In 1841, the famous author Hans Christian Andersen (1805-1875) visited Kifissia and described it in his book “A Journey to Greece, Turkey and Up the Danube”, having been impressed by a plane tree whose branches spread out almost to the entire square of the village.

In 1870, the first statute of the Kifissia community was drafted, aiming at strengthening and improving the autonomy of the local economy. One factor that played a decisive role in the development of the area was its rail link with Athens in 1882.

The access to the northern suburbs became easier and Kifissia slowly began to be established as a holiday and entertainment destination for Athenians. At about that time, the first hotels appeared.

The population of Kifissia gradually began to grow. In 1880 Kifissia had a population of 700 residents, while around 1900 they surpassed 1,500. Various expatriates from Chios, Egypt and Constantinople came to settle in the beautiful suburb.

During World War I, but also after the Asia Minor Catastrophe, Kifissia hosted a large number of refugees.

On February 16, 1925, Kifissia was detached from the Municipality of Athens (to which it belonged until then) and became a community.

At this time, two major foundations were founded by the great national benefactor Emmanouil Benakis: the Benaki Children’s Asylum of Kifissia and the Benaki Phytopathological Institute.

In 1934, the Kifissia Flower Show was launched. Since 1937, these shows have been official in nature and have been annually organized by the Tourism Committee in Kifissia’s grove.

The dark days of the war and of the occupation soon arrived. Thus, of course, the Flower Show gates were hermetically sealed.

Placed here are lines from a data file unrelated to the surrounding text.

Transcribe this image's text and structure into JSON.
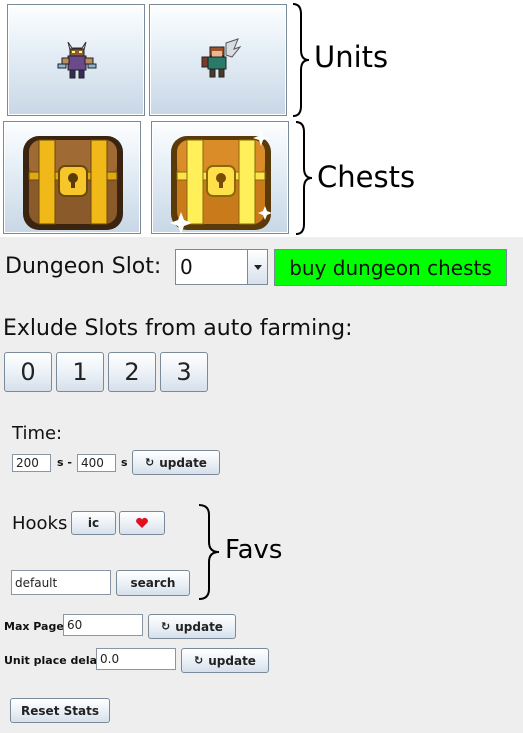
{
  "units": {
    "label": "Units",
    "tiles": [
      {
        "name": "viking-warrior-unit",
        "icon": "horned-warrior-sprite"
      },
      {
        "name": "winged-archer-unit",
        "icon": "winged-archer-sprite"
      }
    ]
  },
  "chests": {
    "label": "Chests",
    "tiles": [
      {
        "name": "bronze-chest",
        "icon": "brown-treasure-chest"
      },
      {
        "name": "gold-chest",
        "icon": "gold-sparkling-treasure-chest"
      }
    ]
  },
  "dungeon": {
    "label": "Dungeon Slot:",
    "selected": "0",
    "buy_label": "buy dungeon chests",
    "buy_color": "#00ff00"
  },
  "exclude": {
    "label": "Exlude Slots from auto farming:",
    "slots": [
      "0",
      "1",
      "2",
      "3"
    ]
  },
  "time": {
    "label": "Time:",
    "min": "200",
    "min_unit": "s -",
    "max": "400",
    "max_unit": "s",
    "update_label": "update"
  },
  "hooks": {
    "label": "Hooks",
    "ic_label": "ic",
    "heart_icon": "heart-icon",
    "heart_color": "#e01020",
    "search_value": "default",
    "search_label": "search"
  },
  "favs": {
    "label": "Favs"
  },
  "max_page": {
    "label": "Max Page",
    "value": "60",
    "update_label": "update"
  },
  "unit_delay": {
    "label": "Unit place delay",
    "value": "0.0",
    "update_label": "update"
  },
  "reset": {
    "label": "Reset Stats"
  }
}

In 1956, the post-war Local Tourism Committee of Kifissia once again opened the gates of the Flower Show to the public.

Kifissia became a municipality in 1942.  The region began to experience intense building and turned into a city bustling with business and professional activities of all kinds, but also with intense social, intellectual and athletic events. In addition to the coexistence of notable museums, exhibitions, libraries, institutions and collections, today there are more than seventy (!) cultural and sports clubs in Kifissia, a number which is indicative of its residents’ interest in culture, social activities and sports.

Mayors of Kifissia who performed their duties after the fall of the military junta of (1967–74):

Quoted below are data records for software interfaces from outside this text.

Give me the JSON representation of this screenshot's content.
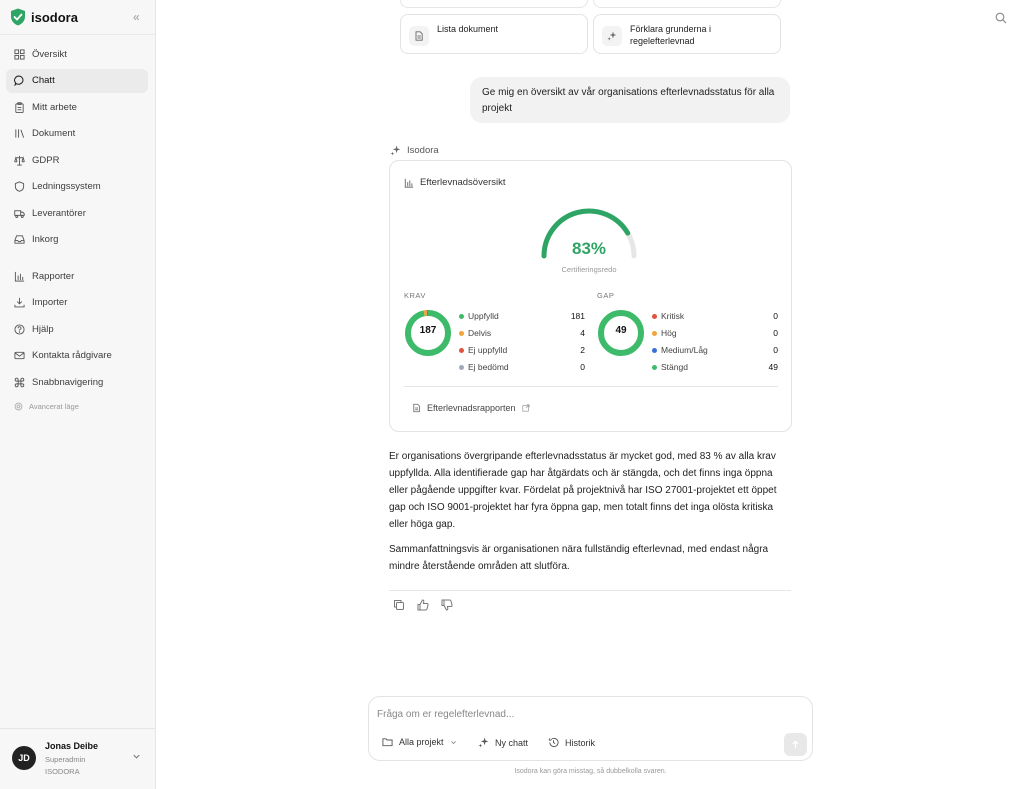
{
  "brand": {
    "name": "isodora",
    "accent": "#2fa565"
  },
  "sidebar": {
    "items": [
      {
        "label": "Översikt",
        "icon": "grid-icon"
      },
      {
        "label": "Chatt",
        "icon": "chat-icon"
      },
      {
        "label": "Mitt arbete",
        "icon": "clipboard-icon"
      },
      {
        "label": "Dokument",
        "icon": "library-icon"
      },
      {
        "label": "GDPR",
        "icon": "scale-icon"
      },
      {
        "label": "Ledningssystem",
        "icon": "shield-icon"
      },
      {
        "label": "Leverantörer",
        "icon": "truck-icon"
      },
      {
        "label": "Inkorg",
        "icon": "inbox-icon"
      },
      {
        "label": "Rapporter",
        "icon": "bar-chart-icon"
      },
      {
        "label": "Importer",
        "icon": "download-icon"
      },
      {
        "label": "Hjälp",
        "icon": "help-icon"
      },
      {
        "label": "Kontakta rådgivare",
        "icon": "mail-icon"
      },
      {
        "label": "Snabbnavigering",
        "icon": "command-icon"
      }
    ],
    "active": "Chatt",
    "advanced": "Avancerat läge"
  },
  "user": {
    "initials": "JD",
    "name": "Jonas Deibe",
    "role": "Superadmin",
    "org": "ISODORA"
  },
  "suggestions": [
    {
      "label": "Lista dokument",
      "icon": "document-icon"
    },
    {
      "label": "Förklara grunderna i regelefterlevnad",
      "icon": "sparkle-icon"
    }
  ],
  "user_message": "Ge mig en översikt av vår organisations efterlevnadsstatus för alla projekt",
  "assistant": {
    "name": "Isodora",
    "card": {
      "title": "Efterlevnadsöversikt",
      "gauge": {
        "value": "83%",
        "percent": 83,
        "label": "Certifieringsredo"
      },
      "krav": {
        "label": "KRAV",
        "total": "187",
        "rows": [
          {
            "label": "Uppfylld",
            "value": "181",
            "color": "#3dbb6a"
          },
          {
            "label": "Delvis",
            "value": "4",
            "color": "#f0a43a"
          },
          {
            "label": "Ej uppfylld",
            "value": "2",
            "color": "#e0533d"
          },
          {
            "label": "Ej bedömd",
            "value": "0",
            "color": "#a0a8b8"
          }
        ]
      },
      "gap": {
        "label": "GAP",
        "total": "49",
        "rows": [
          {
            "label": "Kritisk",
            "value": "0",
            "color": "#e0533d"
          },
          {
            "label": "Hög",
            "value": "0",
            "color": "#f0a43a"
          },
          {
            "label": "Medium/Låg",
            "value": "0",
            "color": "#3a6fd8"
          },
          {
            "label": "Stängd",
            "value": "49",
            "color": "#3dbb6a"
          }
        ]
      },
      "report_link": "Efterlevnadsrapporten"
    },
    "paragraphs": [
      "Er organisations övergripande efterlevnadsstatus är mycket god, med 83 % av alla krav uppfyllda. Alla identifierade gap har åtgärdats och är stängda, och det finns inga öppna eller pågående uppgifter kvar. Fördelat på projektnivå har ISO 27001-projektet ett öppet gap och ISO 9001-projektet har fyra öppna gap, men totalt finns det inga olösta kritiska eller höga gap.",
      "Sammanfattningsvis är organisationen nära fullständig efterlevnad, med endast några mindre återstående områden att slutföra."
    ]
  },
  "composer": {
    "placeholder": "Fråga om er regelefterlevnad...",
    "projects": "Alla projekt",
    "new_chat": "Ny chatt",
    "history": "Historik"
  },
  "disclaimer": "Isodora kan göra misstag, så dubbelkolla svaren."
}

Dimitris Zomopoulos (+) (1975-1982), Michalis Kanakakis (+) (1983-1986) and (1991-1994), Vasilis Gatsopoulos (+) (1987-1990), Konstantinos Tasoulas (1995-1998), Vasilis Varsos (1999-2002) and Nikos Chiotakis.

In the summer of 1984, the Town Hall of Kifissia was housed in the building where it is today, a modern building, the creation of the architect Alexandros Tombazis and the donation of Hephaestion Papadopoulos.

Many famous politicians of modern Greece, as well as people of letters, lived or spent much of their lives in Kifissia.

For the writing of this article, in addition to the sources mentioned in the text and the information given to the author from the Municipality of Kifissia and various organizations, foundations etc., information was also obtained from the writings of Mrs Evangelia Valata Tsiama “The 75 Years of the Municipality of Kifissia”, which was published in June 2001 by the newspaper “Typos Kifissias” in the northern suburbs.

Evgenios Pierris
former Municipal Councilor
former Press and Public Relations Advisor of the Mayor of Kifissia